It is almost crunch time for one of Singapore's most closely watched privatisation deals as SMRT shareholders count down to a meeting next Thursday that will pass judgment on the buyout offer by Temasek Holdings.
Most investment analysts have been supportive of the offer - $1.68 per share - that Temasek tabled in late July.
The offer is structured as a scheme of arrangement. Temasek needs more than 50 per cent of shareholders present in person or by proxy to vote "yes".
These shareholders will also have to hold at least 75 per cent of the value of total shares held by all at the meeting.
The meeting will be held at the Star Theatre in Buona Vista - which has a capacity of 5,000 - at 3.30pm.
The Straits Times understands that at least 2,000 have so far registered to attend the meeting, which will start immediately after an extraordinary general meeting at the same location where shareholders will vote on the sale of SMRT's train assets to the Government as part of the New Rail Financing Framework (NRFF). SMRT spokesman Patrick Nathan said "a large number" have submitted proxy forms for the scheme meeting.
Voting on two key issues
Q What is the shareholders' meeting on Thursday about?
A Shareholders are meeting to decide on two things. First, at 2.30pm, they will vote on resolutions pertaining to the New Rail Financing Framework (NRFF), which was finalised in July.
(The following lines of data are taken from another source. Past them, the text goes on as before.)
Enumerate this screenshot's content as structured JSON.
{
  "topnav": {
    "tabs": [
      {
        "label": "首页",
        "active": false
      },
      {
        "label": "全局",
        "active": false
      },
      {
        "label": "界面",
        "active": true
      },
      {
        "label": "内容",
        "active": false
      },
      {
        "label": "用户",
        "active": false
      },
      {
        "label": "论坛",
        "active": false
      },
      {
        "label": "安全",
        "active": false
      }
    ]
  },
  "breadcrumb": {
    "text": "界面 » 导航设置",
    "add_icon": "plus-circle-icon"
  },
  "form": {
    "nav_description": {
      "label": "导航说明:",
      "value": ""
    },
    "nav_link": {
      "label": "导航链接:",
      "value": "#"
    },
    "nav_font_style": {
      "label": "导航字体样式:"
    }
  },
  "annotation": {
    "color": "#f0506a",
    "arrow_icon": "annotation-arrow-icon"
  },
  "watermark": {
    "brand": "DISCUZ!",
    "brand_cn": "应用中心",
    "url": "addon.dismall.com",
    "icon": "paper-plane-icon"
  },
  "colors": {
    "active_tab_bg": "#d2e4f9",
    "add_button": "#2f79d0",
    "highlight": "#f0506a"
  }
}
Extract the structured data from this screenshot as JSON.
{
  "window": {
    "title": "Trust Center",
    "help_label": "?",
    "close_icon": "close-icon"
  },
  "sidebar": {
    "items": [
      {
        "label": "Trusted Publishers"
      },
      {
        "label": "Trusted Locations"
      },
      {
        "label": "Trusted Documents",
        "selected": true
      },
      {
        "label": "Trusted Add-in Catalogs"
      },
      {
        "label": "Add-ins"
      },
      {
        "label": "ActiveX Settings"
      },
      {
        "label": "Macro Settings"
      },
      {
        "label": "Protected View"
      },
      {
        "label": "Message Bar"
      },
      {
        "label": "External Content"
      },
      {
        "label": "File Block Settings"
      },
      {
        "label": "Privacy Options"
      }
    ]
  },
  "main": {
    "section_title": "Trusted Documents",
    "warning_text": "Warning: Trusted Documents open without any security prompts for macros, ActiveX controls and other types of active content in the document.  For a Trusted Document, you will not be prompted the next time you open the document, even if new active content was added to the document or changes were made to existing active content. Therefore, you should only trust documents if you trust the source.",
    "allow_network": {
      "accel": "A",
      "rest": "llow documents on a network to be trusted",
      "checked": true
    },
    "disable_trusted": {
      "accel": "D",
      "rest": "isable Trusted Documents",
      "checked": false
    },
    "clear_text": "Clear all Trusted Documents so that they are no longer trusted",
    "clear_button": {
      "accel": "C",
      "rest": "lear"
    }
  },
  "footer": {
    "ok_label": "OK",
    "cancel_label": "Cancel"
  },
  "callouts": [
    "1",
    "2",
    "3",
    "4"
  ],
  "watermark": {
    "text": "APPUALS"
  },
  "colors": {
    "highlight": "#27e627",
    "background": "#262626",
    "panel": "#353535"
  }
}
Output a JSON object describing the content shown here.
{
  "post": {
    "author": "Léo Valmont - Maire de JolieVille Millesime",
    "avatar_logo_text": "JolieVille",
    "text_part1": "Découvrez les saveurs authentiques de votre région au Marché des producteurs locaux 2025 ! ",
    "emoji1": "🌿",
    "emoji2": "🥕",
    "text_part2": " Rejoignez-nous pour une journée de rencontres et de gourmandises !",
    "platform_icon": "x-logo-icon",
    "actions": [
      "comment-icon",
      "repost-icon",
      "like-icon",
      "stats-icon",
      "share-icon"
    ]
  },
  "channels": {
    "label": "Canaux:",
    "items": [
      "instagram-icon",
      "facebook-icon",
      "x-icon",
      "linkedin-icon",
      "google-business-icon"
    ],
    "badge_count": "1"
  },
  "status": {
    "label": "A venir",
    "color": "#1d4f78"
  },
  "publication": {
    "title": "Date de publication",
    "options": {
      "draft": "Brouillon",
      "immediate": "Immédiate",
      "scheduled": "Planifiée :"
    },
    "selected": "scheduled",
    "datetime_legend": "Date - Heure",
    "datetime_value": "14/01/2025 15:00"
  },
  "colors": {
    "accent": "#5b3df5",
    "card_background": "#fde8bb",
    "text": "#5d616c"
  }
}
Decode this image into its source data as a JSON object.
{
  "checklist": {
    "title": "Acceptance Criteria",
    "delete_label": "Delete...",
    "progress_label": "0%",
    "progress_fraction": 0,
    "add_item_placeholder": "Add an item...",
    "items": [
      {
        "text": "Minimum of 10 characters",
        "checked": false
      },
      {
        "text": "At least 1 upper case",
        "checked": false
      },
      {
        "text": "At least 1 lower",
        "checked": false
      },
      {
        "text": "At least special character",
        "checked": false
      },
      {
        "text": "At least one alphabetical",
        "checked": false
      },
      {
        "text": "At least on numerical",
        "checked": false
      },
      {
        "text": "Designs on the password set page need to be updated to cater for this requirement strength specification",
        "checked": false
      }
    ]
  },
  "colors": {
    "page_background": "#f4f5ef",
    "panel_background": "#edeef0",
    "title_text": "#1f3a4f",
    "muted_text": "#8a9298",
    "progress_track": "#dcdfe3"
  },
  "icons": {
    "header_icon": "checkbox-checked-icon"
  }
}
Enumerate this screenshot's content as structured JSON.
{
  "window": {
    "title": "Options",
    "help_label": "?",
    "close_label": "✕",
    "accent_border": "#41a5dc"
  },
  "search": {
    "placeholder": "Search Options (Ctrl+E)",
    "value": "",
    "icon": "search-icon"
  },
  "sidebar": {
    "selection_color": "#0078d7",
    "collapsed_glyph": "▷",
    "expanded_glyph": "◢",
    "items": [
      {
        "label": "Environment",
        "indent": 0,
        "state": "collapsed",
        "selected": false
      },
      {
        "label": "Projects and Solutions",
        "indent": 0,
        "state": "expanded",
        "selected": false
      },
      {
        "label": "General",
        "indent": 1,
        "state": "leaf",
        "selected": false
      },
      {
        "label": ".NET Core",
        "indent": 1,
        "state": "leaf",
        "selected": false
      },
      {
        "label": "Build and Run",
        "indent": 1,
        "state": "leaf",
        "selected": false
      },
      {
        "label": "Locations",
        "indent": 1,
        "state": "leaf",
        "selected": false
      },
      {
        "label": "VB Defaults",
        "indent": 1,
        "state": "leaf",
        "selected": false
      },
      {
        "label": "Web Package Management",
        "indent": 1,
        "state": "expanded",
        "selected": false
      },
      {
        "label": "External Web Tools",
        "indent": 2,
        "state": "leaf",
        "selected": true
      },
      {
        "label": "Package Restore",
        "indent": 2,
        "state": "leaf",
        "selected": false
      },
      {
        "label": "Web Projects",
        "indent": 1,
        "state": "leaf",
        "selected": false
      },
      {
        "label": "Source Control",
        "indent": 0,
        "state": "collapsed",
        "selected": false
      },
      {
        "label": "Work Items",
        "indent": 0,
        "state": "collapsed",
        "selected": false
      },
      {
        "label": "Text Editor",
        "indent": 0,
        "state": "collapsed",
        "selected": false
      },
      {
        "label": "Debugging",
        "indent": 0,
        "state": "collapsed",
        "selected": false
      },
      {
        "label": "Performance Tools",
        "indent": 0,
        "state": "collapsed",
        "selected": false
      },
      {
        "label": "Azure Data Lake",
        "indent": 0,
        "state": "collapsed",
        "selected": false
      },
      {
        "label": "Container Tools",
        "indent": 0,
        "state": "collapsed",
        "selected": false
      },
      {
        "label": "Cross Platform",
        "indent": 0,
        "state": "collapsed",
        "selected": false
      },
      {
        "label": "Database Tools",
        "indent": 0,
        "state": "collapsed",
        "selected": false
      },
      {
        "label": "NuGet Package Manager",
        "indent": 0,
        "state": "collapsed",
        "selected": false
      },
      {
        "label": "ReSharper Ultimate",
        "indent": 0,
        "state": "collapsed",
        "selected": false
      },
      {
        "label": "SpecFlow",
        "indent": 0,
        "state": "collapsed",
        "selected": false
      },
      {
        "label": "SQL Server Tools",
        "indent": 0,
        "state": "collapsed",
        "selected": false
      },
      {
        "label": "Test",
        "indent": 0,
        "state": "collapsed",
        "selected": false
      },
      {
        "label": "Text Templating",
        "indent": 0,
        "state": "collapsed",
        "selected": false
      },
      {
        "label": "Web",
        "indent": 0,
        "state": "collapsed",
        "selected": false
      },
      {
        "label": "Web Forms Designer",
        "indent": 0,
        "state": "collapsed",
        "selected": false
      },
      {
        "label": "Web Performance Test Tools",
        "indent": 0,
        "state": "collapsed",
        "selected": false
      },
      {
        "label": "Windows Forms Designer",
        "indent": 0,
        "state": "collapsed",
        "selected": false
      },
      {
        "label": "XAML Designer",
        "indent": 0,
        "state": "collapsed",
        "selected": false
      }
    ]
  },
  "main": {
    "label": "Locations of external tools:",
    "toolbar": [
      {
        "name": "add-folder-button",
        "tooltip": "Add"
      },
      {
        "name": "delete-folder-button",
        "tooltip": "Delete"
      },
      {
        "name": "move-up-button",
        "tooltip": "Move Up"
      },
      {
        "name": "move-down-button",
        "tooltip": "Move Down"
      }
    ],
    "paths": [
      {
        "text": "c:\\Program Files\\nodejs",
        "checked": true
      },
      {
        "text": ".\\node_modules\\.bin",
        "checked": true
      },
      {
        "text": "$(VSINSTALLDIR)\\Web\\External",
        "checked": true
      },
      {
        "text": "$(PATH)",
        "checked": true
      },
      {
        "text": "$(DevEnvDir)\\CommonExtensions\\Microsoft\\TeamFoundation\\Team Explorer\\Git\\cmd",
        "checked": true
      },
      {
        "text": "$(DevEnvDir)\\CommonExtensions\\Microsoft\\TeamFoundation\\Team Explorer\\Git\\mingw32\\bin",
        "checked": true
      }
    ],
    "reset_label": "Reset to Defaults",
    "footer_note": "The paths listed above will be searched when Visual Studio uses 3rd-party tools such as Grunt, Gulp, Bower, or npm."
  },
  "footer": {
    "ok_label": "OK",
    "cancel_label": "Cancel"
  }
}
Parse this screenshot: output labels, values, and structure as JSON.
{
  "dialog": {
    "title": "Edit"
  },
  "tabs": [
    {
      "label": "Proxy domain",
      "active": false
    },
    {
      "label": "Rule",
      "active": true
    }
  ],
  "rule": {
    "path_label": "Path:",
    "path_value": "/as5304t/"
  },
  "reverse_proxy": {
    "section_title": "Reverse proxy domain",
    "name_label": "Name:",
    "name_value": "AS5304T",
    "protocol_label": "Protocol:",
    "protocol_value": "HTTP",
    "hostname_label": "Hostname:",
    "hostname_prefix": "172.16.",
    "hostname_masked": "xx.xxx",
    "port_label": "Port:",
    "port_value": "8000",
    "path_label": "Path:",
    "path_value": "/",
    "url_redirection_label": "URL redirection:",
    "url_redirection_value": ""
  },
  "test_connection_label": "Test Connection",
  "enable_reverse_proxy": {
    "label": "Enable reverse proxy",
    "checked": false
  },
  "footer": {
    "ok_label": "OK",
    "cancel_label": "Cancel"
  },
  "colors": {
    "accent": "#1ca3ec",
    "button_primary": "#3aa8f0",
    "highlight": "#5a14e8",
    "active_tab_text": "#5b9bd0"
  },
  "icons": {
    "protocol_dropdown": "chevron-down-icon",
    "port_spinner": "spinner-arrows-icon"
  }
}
They will be asked whether to approve the sale of SMRT's train and other operating assets to the Government for $1.06 billion, and the acceptance of the NRFF licence.
At 3.30pm, shareholders will vote on the privatisation of SMRT.
Q Why does Temasek want to take SMRT private?
A After the NRFF was finalised, some analysts said they had hoped that SMRT would get a better deal. SMRT will shoulder "significant risks and challenges" under the NRFF, said Temasek, which intends to let SMRT have greater flexibility to deal with an ageing network and network expansion plans as a private company.
Q What's in it for shareholders?
A Shareholders will not get any special dividends from the $1.06 billion asset sale.
But Temasek is offering them $1.68 in cash for each share they own as part of the privatisation offer.
Q What needs to happen for Temasek to take SMRT private?
A Two conditions must be met for the privatisation to be approved. More than 50 per cent of shareholders present at the meeting or voting by proxy (excluding Temasek, which is a 54 per cent shareholder) must vote yes.
The second condition is that, of all the shares voted, those voting yes must represent at least 75 per cent of the value of the total shares held by all at the meeting.
Q Might Temasek revise its offer?
A Temasek said it will not revise its offer price.
The deadline for lodging forms is 3.30pm on Tuesday.
SOLUTION TO ISSUES
I also see this deal somewhat in the light of national service. The company has had many issues maintaining its service quality, caught between delivering shareholder value and managing maintenance costs. To fix the issues, I think it needs to be moved from the market spotlight.
MR S.W. TAN, an investor with 2,000 MRT shares, who said he will accept the offer.
Investor S.W. Tan has owned 2,000 SMRT shares since its initial public offering in 2000.
"I am going to accept the offer. The offer is not spectacular but still decent and, for me, selling at $1.68 will be a net gain," Mr Tan said.
He added: "I also see this deal somewhat in the light of national service. The company has had many issues maintaining its service quality, caught between delivering shareholder value and managing maintenance costs. To fix the issues, I think it needs to be moved from the market spotlight."
Fellow investor H.P. Goh, who owns 1,000 shares, said: "I am likely to accept the offer. It is fair... given that the profitability of SMRT has weakened over recent years."
But some feel that the NRFF should be renegotiated so that SMRT shares fetch a higher value.
Activist investor Mano Sabnani said that Temasek's offer price is made lower by the 5 per cent Ebit (earnings before interest and taxes) margin cap on rail business, which is a mechanism attached to the NRFF.
He said the cap should not be applicable to the more lucrative non-fare segment of the rail business, such as income from shops and advertising spaces at stations.
He noted: "Five per cent is a fair return to pay a rail operator to run a safe and efficient rail system.
"But you should not take away its side income. It is a credit to SMRT that it created these exchanges, mini malls at stations, and these give a lot of income to it."
OCBC analyst Eugene Chua said investors should cash out, given SMRT's soft earnings outlook and a significant downside risk to its share price, which he assigned a fair value of $1.40.
DBS analyst Andy Sim said: "In our view, the offer price looks attractive vis-a-vis our target price of $1.28, taking into consideration the revised profitability outlook under the NRFF."